Often practitioners of conflict transformation act out of gut instinct and conviction, rather than any commitment to a theoretical tradition or ideology. Personally speaking, in my own involvement in the East Antrim Conflict Transformation Forum (EACTF) as a ‘critical friend’, it has always been important to leave academic baggage behind and get mucked into the hard routine of peace-building. In other words, to support the grass-roots conflict transformers by highlighting their day-to-day activities in terms of how they fit into the overall political and peace processes.
My introduction to the process came initially in my professional and personal friendship with one of the founding editors of The Other View. Billy Mitchell was a conflict transformation practitioner, working largely in single-identity and inter-community work in North Belfast; however, his influence extended across Northern Ireland. One of Billy’s passions was redressing the legacies of the conflict and we often talked about the practicalities of doing this within what he termed ‘the progressive loyalist constituency’, a grouping which consisted of those individuals and groups closely associated with the PUP and UVF-RHC.

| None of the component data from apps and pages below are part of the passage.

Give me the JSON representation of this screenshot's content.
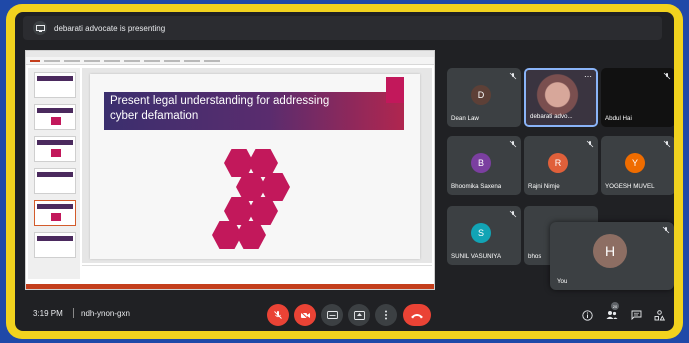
{
  "presenter": {
    "text": "debarati advocate is presenting"
  },
  "slide": {
    "title": "Present legal understanding for addressing cyber defamation"
  },
  "participants": [
    {
      "name": "Dean Law",
      "initial": "D",
      "color": "#5d4037"
    },
    {
      "name": "debarati advo...",
      "initial": "",
      "color": ""
    },
    {
      "name": "Abdul Hai",
      "initial": "",
      "color": ""
    },
    {
      "name": "Bhoomika Saxena",
      "initial": "B",
      "color": "#7b3fa0"
    },
    {
      "name": "Rajni Nimje",
      "initial": "R",
      "color": "#e0603a"
    },
    {
      "name": "YOGESH MUVEL",
      "initial": "Y",
      "color": "#ef6c00"
    },
    {
      "name": "SUNIL VASUNIYA",
      "initial": "S",
      "color": "#12a4b5"
    },
    {
      "name": "bhos",
      "initial": "",
      "color": ""
    }
  ],
  "self": {
    "name": "You",
    "initial": "H",
    "color": "#8d6e63"
  },
  "bottom": {
    "time": "3:19 PM",
    "meeting_code": "ndh-ynon-gxn",
    "people_count": "20"
  }
}
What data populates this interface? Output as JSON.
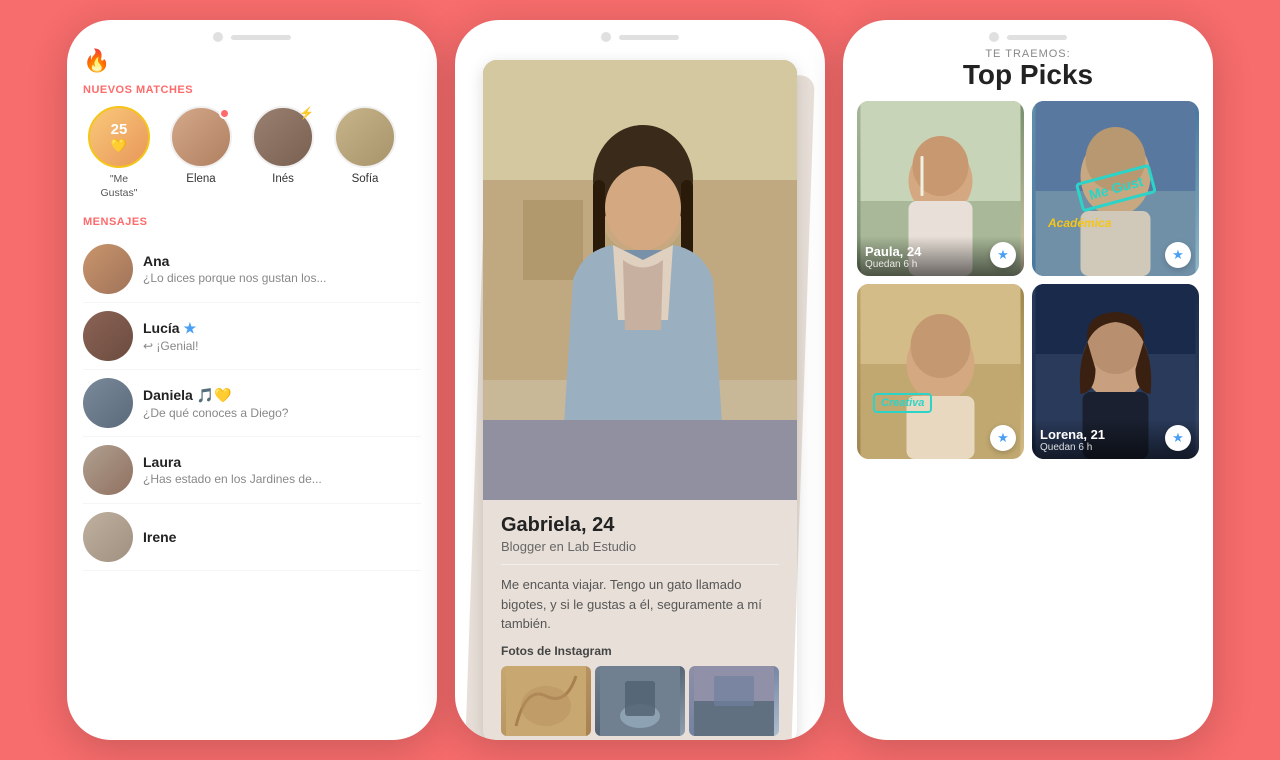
{
  "colors": {
    "background": "#f76c6c",
    "accent": "#fe6b6b",
    "star_blue": "#4a9ff5",
    "gold": "#f5c518",
    "teal": "#2cd4c8"
  },
  "phone1": {
    "flame_icon": "🔥",
    "new_matches_label": "NUEVOS MATCHES",
    "messages_label": "MENSAJES",
    "likes_count": "25",
    "likes_label": "\"Me\nGustas\"",
    "matches": [
      {
        "name": "Elena",
        "has_dot": true
      },
      {
        "name": "Inés",
        "has_bolt": true
      },
      {
        "name": "Sofía",
        "has_bolt": false
      }
    ],
    "messages": [
      {
        "name": "Ana",
        "preview": "¿Lo dices porque nos gustan los..."
      },
      {
        "name": "Lucía",
        "preview": "↩ ¡Genial!",
        "has_star": true
      },
      {
        "name": "Daniela",
        "preview": "¿De qué conoces a Diego?",
        "emoji": "🎵💛"
      },
      {
        "name": "Laura",
        "preview": "¿Has estado en los Jardines de..."
      },
      {
        "name": "Irene",
        "preview": ""
      }
    ]
  },
  "phone2": {
    "name": "Gabriela",
    "age": "24",
    "job": "Blogger en Lab Estudio",
    "bio": "Me encanta viajar. Tengo un gato llamado bigotes, y si le gustas a él, seguramente a mí también.",
    "instagram_label": "Fotos de Instagram"
  },
  "phone3": {
    "subtitle": "TE TRAEMOS:",
    "title": "Top Picks",
    "cards": [
      {
        "name": "Paula, 24",
        "time": "Quedan 6 h",
        "badge_type": "none",
        "bg": "paula"
      },
      {
        "name": "",
        "time": "",
        "badge": "Académica",
        "badge_type": "gold",
        "stamp": "Me Gust",
        "bg": "academic"
      },
      {
        "name": "",
        "time": "",
        "badge": "Creativa",
        "badge_type": "teal",
        "bg": "creativa"
      },
      {
        "name": "Lorena, 21",
        "time": "Quedan 6 h",
        "badge_type": "none",
        "bg": "lorena"
      }
    ]
  }
}
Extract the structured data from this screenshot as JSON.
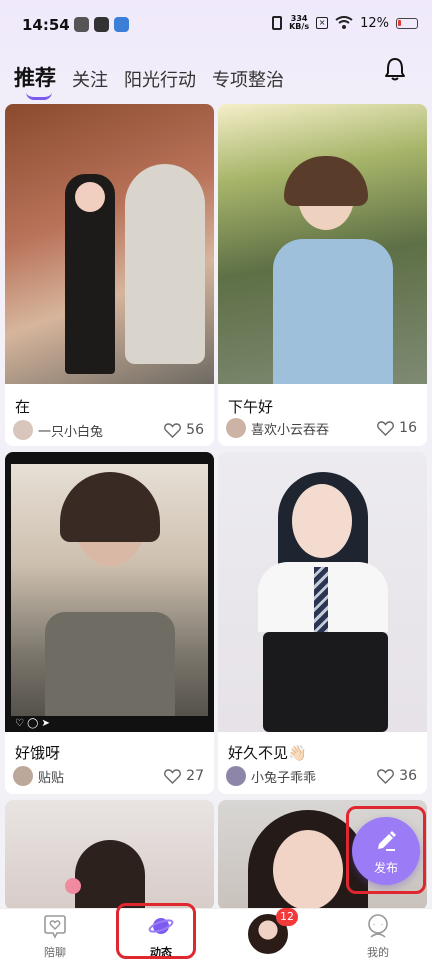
{
  "status_bar": {
    "time": "14:54",
    "net_speed_value": "334",
    "net_speed_unit": "KB/s",
    "battery_percent": "12%"
  },
  "tabs": [
    {
      "label": "推荐",
      "active": true
    },
    {
      "label": "关注",
      "active": false
    },
    {
      "label": "阳光行动",
      "active": false
    },
    {
      "label": "专项整治",
      "active": false
    }
  ],
  "feed": [
    {
      "title": "在",
      "author": "一只小白兔",
      "likes": "56"
    },
    {
      "title": "下午好",
      "author": "喜欢小云吞吞",
      "likes": "16"
    },
    {
      "title": "好饿呀",
      "author": "贴贴",
      "likes": "27"
    },
    {
      "title": "好久不见👋🏻",
      "author": "小兔子乖乖",
      "likes": "36"
    }
  ],
  "fab": {
    "label": "发布"
  },
  "bottom_nav": {
    "items": [
      {
        "label": "陪聊"
      },
      {
        "label": "动态"
      },
      {
        "label": "我的"
      }
    ],
    "badge_count": "12"
  },
  "colors": {
    "accent": "#7c5cf0",
    "fab": "#9b7cf6",
    "highlight": "#e0262e",
    "badge": "#f23a3a"
  }
}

Recognising the need to document the tireless work of peace-builders ‘on the ground’, Billy edited 12 Conflict Transformation pamphlets – published by LINC Resource Centre between 2002 and 2005 – which had the explicit aim of breaking down stereotypes, increasing dialogue across the academic-practitioner interface and facilitating intellectual exchanges between loyalists and republicans.
This series (to which I contributed two co-authored pamphlets) was an important exercise in the day-to-day programme of activities Billy co-ordinated. In the last pamphlet Democratising the Peace Process in Northern Ireland: Progressive Loyalists and the Politics of Conflict Transformation, Stephen Bloomer and I recorded the ongoing work undertaken by progressive loyalists at the sharp end of antagonism in the province; a constituency Billy himself represented and sought to transform.
In essence we captured the early preparatory work undertaken by Billy and those community activists who congregated under the EACTF umbrella. The EACTF remains a test-case for what could be accomplished by loyalist grass-roots leaders who chose to tackle the legacies of past conflict in conjunction with ‘critical friends’ in civil society. One of the main aims of the initiative is to lay the groundwork for the ongoing civilianisation of the UVF and RHC and a rebuilding of intra-community relationships. The EACTF epitomises Billy’s approach to peace-building and conflict transformation and in many ways it is his legacy.
Billy believed passionately in the application of the tools for conflict transformation in a practical manner. He had the particular foresight and moral imagination to diagnose and suggest remedies for grass-roots activists from within his own community and for peace-builders more broadly.
In honour of Billy’s work the PUP created the Billy Mitchell Conflict Transformation Award. At the PUP’s annual conference on 13 October 2007 it was awarded to Northern Ireland Alternatives in recognition of the organisation’s tireless work in the field of restorative justice. Accepting the award on behalf of Alternatives, Billy Drummond said that “the greatest tribute we could pay Billy Mitchell is to ensure that his legacy is carried on”.
As a practitioner of conflict transformation Billy Mitchell was instrumental in the construction of initiatives like Alternatives because he viewed them as a way to transform his community beyond violence. By building relationships within and between communities, Billy Mitchell proved that conflict transformation was the art of the possible.
This article was originally published in the Autumn 2007 issue of The Other View magazine.